KUWAIT — A number of countries in the Gulf region are seeking investment opportunities in Iraq, despite the uncertain security and economic development situations there. On Sept. 27, an Emirati-Algerian company obtained the approval of Iraqi Prime Minister Nuri al-Maliki to produce and develop eco-friendly fuel in Iraq.
Kuwait is also considering investing in Iraq as a way to substitute for the reparations it has been owed by Baghdad since the 1991 Gulf War. Kuwait is studying a proposal issued in July by UN Secretary-General Ban Ki-moon that calls for Kuwait to invest reparations in joint projects in Iraq.
Kuwait also confirmed its readiness to discuss ways of directly benefiting the people of Iraq and Kuwait, stressing the desire for a strategic partnership between the two countries, especially in the areas of "infrastructure, tourism, trade and investment."
After the 1991 Gulf War, the UN Security Council ordered Iraq to pay reparations to the countries that suffered due to its occupation of Kuwait. The Iraqi government has to allocate 5 percent of its oil revenues to the payment of reparations, most of which goes to Kuwait.
Iraq has already paid US$27.6 billion in reparations to individuals, organisations, companies and governments, nearly half of which was paid to Kuwait. Iraq recently called on the UN Security Council to rescind the war reparations still due to Kuwait.
Baghdad said under current arrangements it still owes $24 billion to Kuwait alone. Kuwait is also asking for the return of property stolen during the invasion, along with the return of the remaining prisoners of war and the demarcation of maritime borders between the two countries.
Kuwait apparently is ready to support Iraq's effort to exit from Chapter VII provisions of the UN Charter that the Security Council drew upon to impose severe sanctions on Iraq.

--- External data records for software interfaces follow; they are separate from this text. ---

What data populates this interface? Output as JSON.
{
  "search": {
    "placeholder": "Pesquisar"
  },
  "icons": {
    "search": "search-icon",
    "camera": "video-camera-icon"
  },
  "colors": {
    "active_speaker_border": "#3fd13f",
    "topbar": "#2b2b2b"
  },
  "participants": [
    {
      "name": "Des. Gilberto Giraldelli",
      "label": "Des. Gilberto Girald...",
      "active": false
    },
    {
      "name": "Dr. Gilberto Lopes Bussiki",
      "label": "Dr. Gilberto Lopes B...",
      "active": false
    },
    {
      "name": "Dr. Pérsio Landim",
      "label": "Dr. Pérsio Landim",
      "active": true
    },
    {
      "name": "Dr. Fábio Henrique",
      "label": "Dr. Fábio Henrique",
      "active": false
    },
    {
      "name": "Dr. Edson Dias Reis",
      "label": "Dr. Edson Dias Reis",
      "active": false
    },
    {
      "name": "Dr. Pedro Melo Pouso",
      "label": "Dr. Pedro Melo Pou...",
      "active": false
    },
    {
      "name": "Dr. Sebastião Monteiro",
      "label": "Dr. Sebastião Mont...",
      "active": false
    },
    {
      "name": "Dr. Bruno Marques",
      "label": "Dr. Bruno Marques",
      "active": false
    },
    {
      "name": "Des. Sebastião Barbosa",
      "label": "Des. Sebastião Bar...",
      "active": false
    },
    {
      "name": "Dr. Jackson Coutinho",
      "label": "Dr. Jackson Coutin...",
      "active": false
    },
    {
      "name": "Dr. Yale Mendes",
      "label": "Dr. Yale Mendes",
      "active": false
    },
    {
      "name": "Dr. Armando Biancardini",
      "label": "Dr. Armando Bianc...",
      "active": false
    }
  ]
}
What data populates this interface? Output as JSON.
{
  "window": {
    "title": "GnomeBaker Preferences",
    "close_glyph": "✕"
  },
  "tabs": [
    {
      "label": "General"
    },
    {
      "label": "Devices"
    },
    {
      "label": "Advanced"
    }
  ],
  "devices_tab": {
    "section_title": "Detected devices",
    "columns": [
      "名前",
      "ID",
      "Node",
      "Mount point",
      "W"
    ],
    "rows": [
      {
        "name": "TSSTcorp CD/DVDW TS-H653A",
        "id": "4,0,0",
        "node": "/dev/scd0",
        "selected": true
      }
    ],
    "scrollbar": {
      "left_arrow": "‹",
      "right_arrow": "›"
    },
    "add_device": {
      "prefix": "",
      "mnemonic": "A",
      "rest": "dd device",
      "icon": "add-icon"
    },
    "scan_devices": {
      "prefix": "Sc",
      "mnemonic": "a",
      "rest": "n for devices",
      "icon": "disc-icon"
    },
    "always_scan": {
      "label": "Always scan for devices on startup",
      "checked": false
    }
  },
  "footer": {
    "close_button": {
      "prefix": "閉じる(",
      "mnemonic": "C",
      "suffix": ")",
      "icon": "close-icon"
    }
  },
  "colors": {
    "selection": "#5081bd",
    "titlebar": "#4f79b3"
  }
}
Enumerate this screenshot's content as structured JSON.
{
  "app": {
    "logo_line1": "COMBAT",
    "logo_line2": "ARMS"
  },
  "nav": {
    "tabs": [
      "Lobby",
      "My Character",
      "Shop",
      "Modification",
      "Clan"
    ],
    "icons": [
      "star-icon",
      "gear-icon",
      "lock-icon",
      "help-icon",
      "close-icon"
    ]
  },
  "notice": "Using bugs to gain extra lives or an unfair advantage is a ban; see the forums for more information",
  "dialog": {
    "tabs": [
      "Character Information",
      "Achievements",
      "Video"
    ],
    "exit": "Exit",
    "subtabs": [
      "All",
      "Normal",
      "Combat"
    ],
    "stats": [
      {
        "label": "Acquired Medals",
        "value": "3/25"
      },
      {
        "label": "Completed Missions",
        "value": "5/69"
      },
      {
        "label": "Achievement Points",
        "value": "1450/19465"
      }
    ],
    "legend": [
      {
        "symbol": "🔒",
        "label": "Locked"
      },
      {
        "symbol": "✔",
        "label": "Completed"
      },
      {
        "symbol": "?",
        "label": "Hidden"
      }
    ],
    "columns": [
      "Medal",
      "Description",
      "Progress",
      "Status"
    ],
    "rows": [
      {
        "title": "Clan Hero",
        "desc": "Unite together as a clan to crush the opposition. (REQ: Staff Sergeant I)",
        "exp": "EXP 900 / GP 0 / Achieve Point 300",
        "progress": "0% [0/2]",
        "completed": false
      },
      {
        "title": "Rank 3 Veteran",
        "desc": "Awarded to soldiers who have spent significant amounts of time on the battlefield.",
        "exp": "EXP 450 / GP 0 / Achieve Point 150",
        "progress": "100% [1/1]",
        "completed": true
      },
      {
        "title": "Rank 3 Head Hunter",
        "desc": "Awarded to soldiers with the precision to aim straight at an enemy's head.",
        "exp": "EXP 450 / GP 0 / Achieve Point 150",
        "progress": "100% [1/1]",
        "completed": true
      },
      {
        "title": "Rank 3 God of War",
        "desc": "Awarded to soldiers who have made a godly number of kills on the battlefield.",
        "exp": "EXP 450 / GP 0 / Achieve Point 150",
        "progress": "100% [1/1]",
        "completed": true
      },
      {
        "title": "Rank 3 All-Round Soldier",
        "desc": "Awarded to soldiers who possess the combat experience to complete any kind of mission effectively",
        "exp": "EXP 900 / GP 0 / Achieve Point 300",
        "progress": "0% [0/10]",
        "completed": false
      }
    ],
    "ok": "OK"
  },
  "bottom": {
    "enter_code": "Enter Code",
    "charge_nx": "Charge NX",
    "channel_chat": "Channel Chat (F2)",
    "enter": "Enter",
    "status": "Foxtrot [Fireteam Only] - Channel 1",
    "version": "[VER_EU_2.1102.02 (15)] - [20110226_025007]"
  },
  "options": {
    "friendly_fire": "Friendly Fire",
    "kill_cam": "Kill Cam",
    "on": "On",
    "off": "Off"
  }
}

This will, however, require Iraq's full compliance with related UN resolutions.